Foreign Orders & DecorationsPoland

44 Goldene Virtuti-Militari-Medaille aus dem polnisch-russischen Krieg von 1792

 Oval gold medal, 19th century specimen struck from the original die.

Weight: 33.2 g.

This earliest form of the Order of the Virtuti Militari is an object that has been treated as a true national relic in Poland for centuries. This is confirmed by the words of Prince Józef Poniatowski in a letter to King Stanisław August:

"As for me, I will probably part with it with my life, and if I have children, I will leave it to them as a beautiful legacy and as a sign reminding them of the damage done to their fatherland, and as a reminder of the most flattering kind that a father can leave them. A sign that in the midst of traitors, in the midst of a hundred thousand Russians with whom he fought for the good of his country and the glory of his king, he dared to preserve the independence of his thought."
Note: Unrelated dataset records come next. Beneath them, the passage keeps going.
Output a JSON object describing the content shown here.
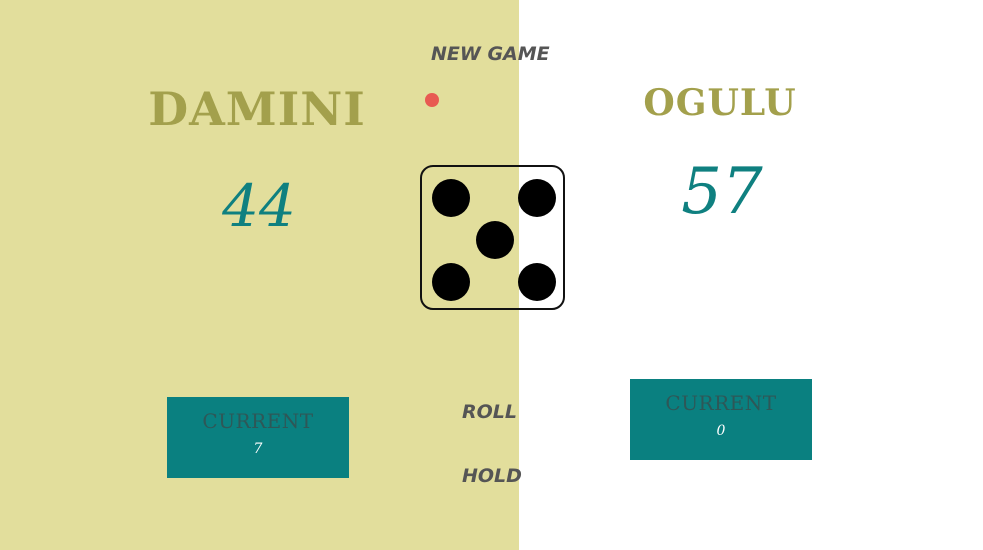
{
  "game": {
    "new_game_label": "NEW GAME",
    "roll_label": "ROLL",
    "hold_label": "HOLD",
    "active_player": "player1",
    "dice_value": 5
  },
  "player1": {
    "name": "DAMINI",
    "score": "44",
    "current_label": "CURRENT",
    "current_value": "7"
  },
  "player2": {
    "name": "OGULU",
    "score": "57",
    "current_label": "CURRENT",
    "current_value": "0"
  },
  "colors": {
    "active_panel": "#e2de9c",
    "inactive_panel": "#ffffff",
    "name_color": "#a3a04c",
    "score_color": "#0f8080",
    "current_box": "#0a8080",
    "active_indicator": "#e85a52"
  },
  "icons": {
    "dice": "dice-five-icon",
    "active": "active-player-dot-icon"
  }
}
Julian Skelnik, author of the monograph "Medal Virtuti Militari", confirms the existence of 11 surviving examples of the medal from 1792 (counting gold and silver pieces together). But only 3 (!) of these are in private collections. Most of them are in museum collections: 2 pieces in the Russian Hermitage, one in Prague, Czech Republic, and 5 in Poland.
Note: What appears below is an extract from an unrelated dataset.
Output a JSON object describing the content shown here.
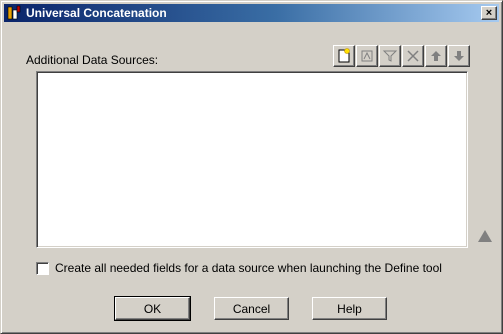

"Virtuti Militari" literally means "military virtues", and the award of this medal was introduced in 1792 in recognition of the demonstration of military virtues during the Polish-Russian War.

J. Skelnik writes: "The medal was not awarded for merit in the literal sense, but for the demonstration of military virtues. To receive it, one had to demonstrate courage in the face of the enemy, which is generally considered an exceptional virtue for any soldier. All the more so as it was an act that went beyond the limits of the usual duties of members of the military state".

After King Stanislaus Augustus joined the Targowica, the wearing of the medals was forbidden and their return was ordered, so that they were already regarded by the participants of the Polish-Russian War as an extremely valuable souvenir, a kind of relic.

This is illustrated by the letter from Prince Józef Poniatowski quoted at the beginning, in which he responded to Stanisław August Poniatowski's demand to return his award, as ordered by the Targowica. Prince Józef did not return the medal - after his death, the Virtuti Militari medal was among his personal belongings.

The historical background to the creation of the Virtuti Militari medal, its characteristics and a catalogue of known examples are compiled in the monograph "Medaille Virtuti Militari" by Julian Skelnik.

Extremely rare collector's item.